The electronic skin (illustrated) was developed by researchers at the Ulsan National Institute of Science and Technology, led by Professor Jonghwa Park. By adding composites made of a polymer and reduced graphene oxide, the films are able to detect touch and temperature using sensing electric charges

read more

A Patch Can Repair Your Heart

A protein patch has been shown to regenerate heart tissue in animals (Credit: Shutterstock)

A protein patch has been shown to regenerate heart tissue in animals (Credit:Shutterstock)

Though sufferers of heart attacks may survive the initial event, they cause permanent damage to the organ in the form of scar tissue, which affects its ability to pump blood. Scientists around the world are working on this problem, with hydrogels, human stem cells and even bioengineered tissue that sticks together like Velcro all offering possible solutions. read more

Blowing up Another Food Myth

by: the Common Constitutionalist

Food allergies have been on the rise in recent years. Some reports show that as much as 10% of children in developed nations are affected. And peanut allergies seem to be the most prevalent.

Searching the Internet, one can find dozens of near death allergic reactions to peanuts – and a lot of these experiences center around airlines and the ubiquitous bag of complementary salty treats.

In August 2013, a woman and her son refused to board a United Airlines flight from Denver to Newark due to her nine-year-olds severe peanut allergy. It seems the agent at the gate told the mom that “the crew would not make an onboard announcement about Joshua’s allergy.”

The mother, Lianne Mandelbaum “had seen other passengers eating peanuts while waiting to board, and she concluded that the flight would be dangerous for Joshua.”

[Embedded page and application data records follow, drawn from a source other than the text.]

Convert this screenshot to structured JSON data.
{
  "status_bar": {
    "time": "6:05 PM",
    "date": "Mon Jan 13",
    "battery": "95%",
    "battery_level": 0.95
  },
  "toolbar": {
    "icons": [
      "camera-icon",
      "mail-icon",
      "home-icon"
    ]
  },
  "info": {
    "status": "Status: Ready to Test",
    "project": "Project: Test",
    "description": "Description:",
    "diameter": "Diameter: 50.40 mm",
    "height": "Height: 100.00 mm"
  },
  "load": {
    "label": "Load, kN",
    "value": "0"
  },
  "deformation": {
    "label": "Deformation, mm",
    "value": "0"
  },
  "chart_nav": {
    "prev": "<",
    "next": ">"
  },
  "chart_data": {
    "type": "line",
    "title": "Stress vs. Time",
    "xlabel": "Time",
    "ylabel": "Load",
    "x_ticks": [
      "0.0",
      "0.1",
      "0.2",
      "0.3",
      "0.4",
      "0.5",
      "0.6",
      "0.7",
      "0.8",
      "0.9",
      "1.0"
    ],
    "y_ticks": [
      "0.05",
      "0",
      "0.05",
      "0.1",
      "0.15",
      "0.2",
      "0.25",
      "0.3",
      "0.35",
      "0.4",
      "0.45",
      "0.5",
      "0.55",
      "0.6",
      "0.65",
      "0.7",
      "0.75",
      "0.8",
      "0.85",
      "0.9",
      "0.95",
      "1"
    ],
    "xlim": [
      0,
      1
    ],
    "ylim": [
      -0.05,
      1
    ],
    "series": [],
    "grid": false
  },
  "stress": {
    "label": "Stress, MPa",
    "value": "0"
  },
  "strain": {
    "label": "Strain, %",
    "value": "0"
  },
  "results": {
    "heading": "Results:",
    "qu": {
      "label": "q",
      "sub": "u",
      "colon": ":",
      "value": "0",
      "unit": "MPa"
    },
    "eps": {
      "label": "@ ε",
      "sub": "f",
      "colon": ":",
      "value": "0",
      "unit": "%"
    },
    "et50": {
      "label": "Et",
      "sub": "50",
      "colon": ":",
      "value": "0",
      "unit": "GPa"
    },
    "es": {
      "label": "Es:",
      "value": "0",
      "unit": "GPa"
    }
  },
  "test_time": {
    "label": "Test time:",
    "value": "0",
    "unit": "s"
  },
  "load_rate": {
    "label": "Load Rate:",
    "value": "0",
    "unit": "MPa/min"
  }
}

A few months later she launched a website, asking “that airlines ‘institute a bill of rights’ for food allergic passengers. Those rights would require airlines to create buffer zones, of at least three rows in front and three rows in back, of the row where an allergic passenger is seated. Airlines would not serve products containing nuts within the buffer zone. Also, flight crews would ask passengers in the zone to refrain from eating any products with nuts.”

Well that’s all fine and good, but then I found this. Just last week, on a Ryanair flight, “a group of passengers were converging menacingly on a Zimbabwean man they accused of trying to kill” a four-year-old girl. read more

The Paralyzed Can Walk Again?

Five paralyzed men treated with a non-invasive form of spinal stimulation gained significant voluntary movement of their legsFive paralyzed men treated with a non-invasive form of spinal stimulation gained significant voluntary movement of their legs (Credit: Neuromuscular Research Laboratory/UCLA)

 

Five men with complete motor paralysis have regained the ability to move their legs voluntarily and produce step-like movements after being treated with a non-invasive form of spinal cord stimulation. The new treatment builds on prior work to generate voluntary movements in paralyzed people through electrical stimulation – in particular, two studies (one completed in 2011, the other in 2014) that involved surgically implanting an electrode array on the spinal cord. This time, however, the researchers found success without performing any invasive surgery. read more